French Visual Culture Seminar: Alastair Wright & Georges Seurat’s Le Cirque

By Caroline Croasdaile

A rapt crowd. A charging steed. A lighter-than-air performer, balancing precariously. All are the work of the famed modern painter and pointillist Georges Seurat in his painting Le Cirque (1890-1891), currently found in the Musée D’Orsay. This Wednesday, in honor of the French Visual Culture Seminar (co-convened by the Art History Department and the Centre for French History and Culture) Professor Alastair Wright of St. John’s College, Oxford presented his ongoing research of Seurat’s Le Cirque. Alastair Wright is a seasoned academic and currently teaches both modern art and visual culture. He has published numerous scholarly articles as well as the book Matisse and the Subject of Modernism (2004) and he has also curated an exhibition of Paul Gauguin’s prints at the Princeton University Art Museum entitled Gauguin’s Paradise Remembered: The Noa Noa Prints (2010).

 In his presentation Wright conveyed that he is primarily interested in examining how Seurat imagines, incorporates, and defines audience and spectatorship in his painting.
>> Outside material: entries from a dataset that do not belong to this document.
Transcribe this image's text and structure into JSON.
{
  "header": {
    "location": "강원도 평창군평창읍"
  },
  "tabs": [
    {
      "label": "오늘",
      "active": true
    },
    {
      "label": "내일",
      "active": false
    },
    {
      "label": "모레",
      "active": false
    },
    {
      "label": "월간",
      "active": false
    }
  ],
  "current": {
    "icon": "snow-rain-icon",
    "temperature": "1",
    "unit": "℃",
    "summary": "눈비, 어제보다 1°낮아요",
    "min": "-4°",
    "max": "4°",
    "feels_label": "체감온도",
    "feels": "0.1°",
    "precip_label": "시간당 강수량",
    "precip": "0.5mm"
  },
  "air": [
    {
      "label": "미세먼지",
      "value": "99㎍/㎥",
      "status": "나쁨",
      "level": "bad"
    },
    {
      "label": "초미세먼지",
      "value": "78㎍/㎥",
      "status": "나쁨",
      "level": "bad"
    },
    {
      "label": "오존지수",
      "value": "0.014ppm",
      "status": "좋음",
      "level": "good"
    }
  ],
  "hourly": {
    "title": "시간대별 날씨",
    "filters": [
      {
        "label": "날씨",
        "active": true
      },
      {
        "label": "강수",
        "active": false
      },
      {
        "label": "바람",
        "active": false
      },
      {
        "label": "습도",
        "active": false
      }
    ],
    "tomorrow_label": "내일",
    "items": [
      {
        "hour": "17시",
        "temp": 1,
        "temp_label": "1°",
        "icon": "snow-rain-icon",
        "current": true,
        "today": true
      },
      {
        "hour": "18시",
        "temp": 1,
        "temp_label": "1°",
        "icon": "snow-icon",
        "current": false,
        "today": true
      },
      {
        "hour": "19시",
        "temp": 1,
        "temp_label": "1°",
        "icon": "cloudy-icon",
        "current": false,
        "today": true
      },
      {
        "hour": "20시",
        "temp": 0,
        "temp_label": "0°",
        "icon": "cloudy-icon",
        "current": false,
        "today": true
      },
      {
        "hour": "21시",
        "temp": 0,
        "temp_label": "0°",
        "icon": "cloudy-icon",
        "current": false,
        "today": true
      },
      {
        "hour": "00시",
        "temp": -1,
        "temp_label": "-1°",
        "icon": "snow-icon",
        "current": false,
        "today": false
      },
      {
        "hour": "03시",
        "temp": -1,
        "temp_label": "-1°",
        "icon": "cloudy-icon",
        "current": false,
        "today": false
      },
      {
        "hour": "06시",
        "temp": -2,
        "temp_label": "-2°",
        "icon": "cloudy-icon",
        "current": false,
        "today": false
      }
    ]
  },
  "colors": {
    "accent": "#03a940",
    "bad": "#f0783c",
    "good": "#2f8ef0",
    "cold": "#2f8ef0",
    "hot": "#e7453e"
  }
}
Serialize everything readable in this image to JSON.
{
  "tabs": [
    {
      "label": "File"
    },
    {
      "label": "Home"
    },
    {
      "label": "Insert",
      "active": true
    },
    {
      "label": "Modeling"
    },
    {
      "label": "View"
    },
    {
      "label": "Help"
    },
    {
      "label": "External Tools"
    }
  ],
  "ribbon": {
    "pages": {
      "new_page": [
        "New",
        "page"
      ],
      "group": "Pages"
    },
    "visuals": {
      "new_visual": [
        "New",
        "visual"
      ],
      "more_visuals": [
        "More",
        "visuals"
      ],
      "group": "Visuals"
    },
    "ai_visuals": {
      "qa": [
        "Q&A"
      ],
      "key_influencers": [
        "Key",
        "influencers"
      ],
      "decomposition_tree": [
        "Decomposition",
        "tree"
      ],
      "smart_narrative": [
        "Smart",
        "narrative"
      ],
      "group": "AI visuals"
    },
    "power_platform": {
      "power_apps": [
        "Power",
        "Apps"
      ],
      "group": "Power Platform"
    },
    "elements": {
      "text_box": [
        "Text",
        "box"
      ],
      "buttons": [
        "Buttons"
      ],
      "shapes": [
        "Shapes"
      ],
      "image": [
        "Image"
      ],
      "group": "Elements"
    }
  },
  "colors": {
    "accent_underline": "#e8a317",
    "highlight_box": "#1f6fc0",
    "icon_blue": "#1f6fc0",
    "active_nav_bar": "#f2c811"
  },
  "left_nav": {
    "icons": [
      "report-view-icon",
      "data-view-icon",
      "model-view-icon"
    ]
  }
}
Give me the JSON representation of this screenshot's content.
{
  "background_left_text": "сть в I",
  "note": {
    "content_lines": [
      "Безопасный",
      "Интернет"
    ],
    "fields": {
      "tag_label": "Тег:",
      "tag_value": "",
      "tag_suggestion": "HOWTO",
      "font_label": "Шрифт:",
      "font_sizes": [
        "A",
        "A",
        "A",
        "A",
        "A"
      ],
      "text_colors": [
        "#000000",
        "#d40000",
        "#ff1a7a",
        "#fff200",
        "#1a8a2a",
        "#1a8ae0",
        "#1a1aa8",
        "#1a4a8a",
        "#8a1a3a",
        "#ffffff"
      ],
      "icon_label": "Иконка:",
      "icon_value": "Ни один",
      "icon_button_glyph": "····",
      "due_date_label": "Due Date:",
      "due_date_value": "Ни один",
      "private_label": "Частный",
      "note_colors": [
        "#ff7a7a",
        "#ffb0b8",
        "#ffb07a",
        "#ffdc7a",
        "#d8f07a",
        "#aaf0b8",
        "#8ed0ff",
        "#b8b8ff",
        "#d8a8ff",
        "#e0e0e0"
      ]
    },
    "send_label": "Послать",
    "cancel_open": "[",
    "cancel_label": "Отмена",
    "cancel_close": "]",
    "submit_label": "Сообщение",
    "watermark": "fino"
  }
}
Not only does he address the dynamics of the audience seated in the background of the painting’s circus, but he concerns himself with the external viewer peering into the scene of the painting as well. He demonstrates that the circus audience is a well-layered representation of class in the 19th century Paris of Seurat’s day, separated by the cost of seating. Their dress, which ranges from refined to rag-tag, serves to further underscore this marked separation. As Wright looks to the external reception of the painting, he addresses Seurat’s colleagues Paul Signac and Félix Fénéon who tried to harness the work (and artwork like it) to promote a proletarian and politically radical public. However, Wright agrees more with another contemporary, Stéphane Mallarmé, in his belief that the painting captures Seurat’s tricky and ambivalent relationship with the subject matter of audience in his work.

Le Cirque is a challenging painting to analyze and interpret and Wright does a fine job chipping away at its internal meanings. Are we meant to look down our noses at the petty amusements of the bourgeoisie? Feel for the performers as exploited and outcast? Or merely delight along with the audience in their excitement and awe of unbelievable feats? Seurat’s habitually cheerful palette, here, could be at odds with a much darker subject matter. During the lecture Wright draws a useful comparison between Le Cirque and a very similar piece by another of Seurat’s contemporaries, Henri de Toulouse-Lautrec. His work is far earthier, grittier, and Wright posits that this could very well have been a direct response to Seurat’s dreamy painting that seems to have all the substance of a lemon meringue.

While Wright offers some first-rate ideas and arguments on the nature of Le Cirque, he seems to be rather unaware of his own audience, reading mainly from a prepared paper that he brought with him. While excellently written, the lecture may have benefitted from more of the elements that make live public speaking unique. The new and old scholars in the room likely would have enjoyed hearing more about his process and inspiration for undertaking this interesting project. The lecture itself was followed by a spirited Q&A session that offered the St. Andrews audience a chance to engage with this visiting professor, and to query him on various elements of his presentation. The seminar was of course followed by wine and nibbles in the nearby Art History Department, and was a good opportunity for art historians and members of the French Department to mingle and chat. In all, the seminar was an excellent convergence of French culture and visual representation by a beloved artist from the heady days of the Parisian Belle Époque.